Amazing ‘Steampunked’ original Century Semi-Centennial No.1 Portrait Studio Camera (Eastman Kodak manufactured in Rochester NY) — totally restored and transformed into a modern computer workstation! Our restoration includes all the original parts of the Century camera with some additional period items including Victorian ‘Lion’ Angle Brackets and brass balls.

(via The Online Photographer)

Aviary Sets Online Photo Editing Free

One of the best online photo editors is now completely free to use. Aviary has decided to offer its entire suite of online apps for free, including its popular Phoenix image editor.
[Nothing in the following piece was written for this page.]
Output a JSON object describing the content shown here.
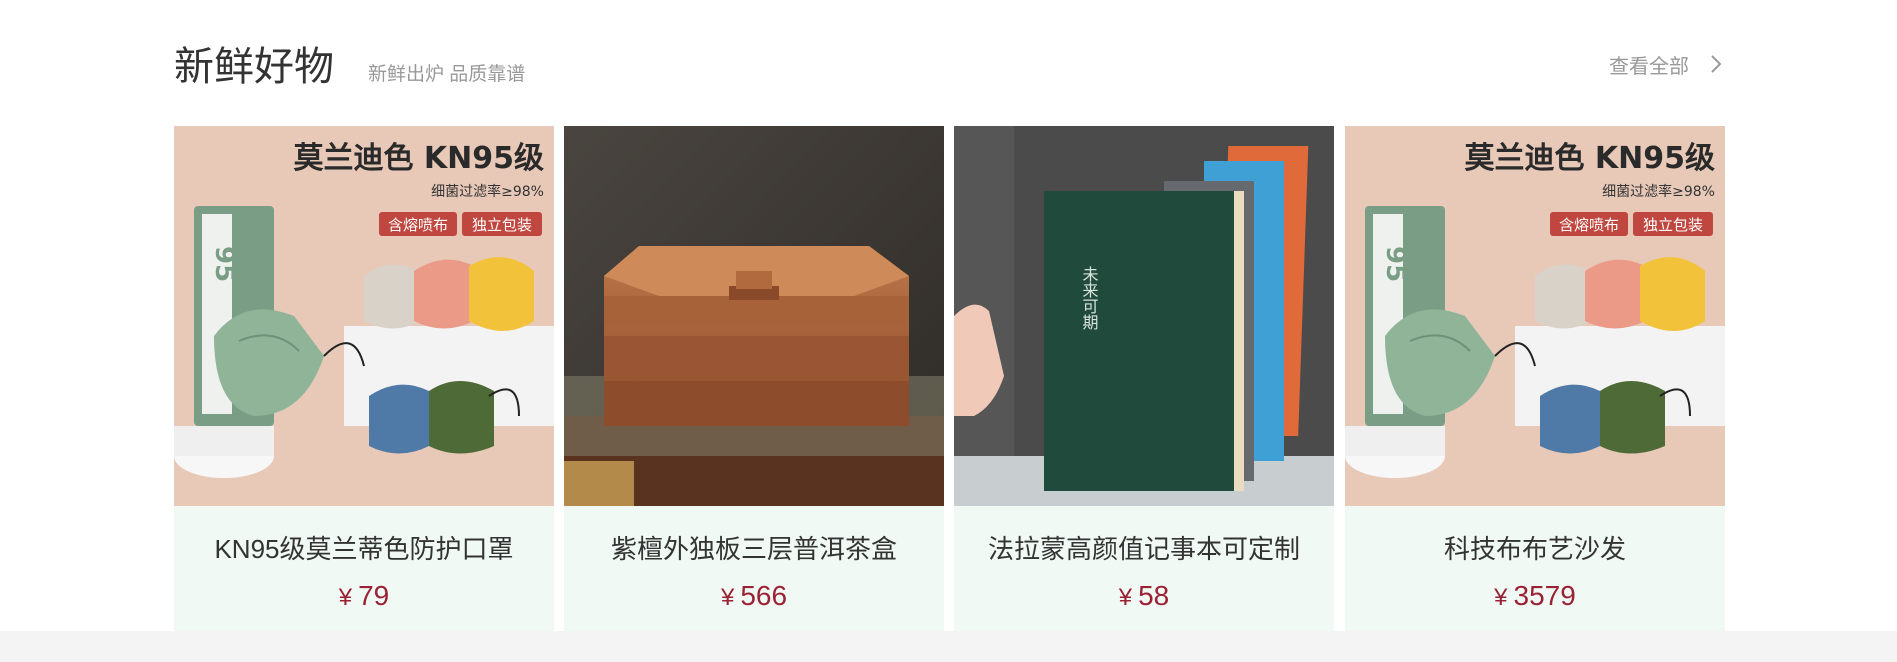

The application used to cost $25 per year, and those who subscribed in the past 30 days can request refunds. While there has always been a free version of Phoenix, everyone can now save files privately on Aviary’s servers, watermark their images, and access the tutorials that previously required a subscription.

Offering the service for free should help Aviary better compete with Adobe, which offers its online version of Photoshop for free as well (up to 2GBs).

I wonder if (or when) online editors will rival traditional programs in terms of power and functionality. Any guesses?

(via Lifehacker)

Uncle Jack Shot with a Pentax K-7

Pentax recently asked a couple production companies to shoot short films demonstrating the HD filming capabilities of the Pentax’s flagship K-7. After the recent flurry of short films shot with Canon and Nikon DSLRs, it seems Pentax would like to remind us all that they’re still in the game. The two films were recently released, and are titled “Uncle Jack” (embedded above) and “The Rider“.

I actually liked “Uncle Jack” enough to want to share it with all of you. Some of the low-light scenes seem to demonstrate some color and noise issues, but the story is pretty creative and does a good job of showing off this camera’s potential.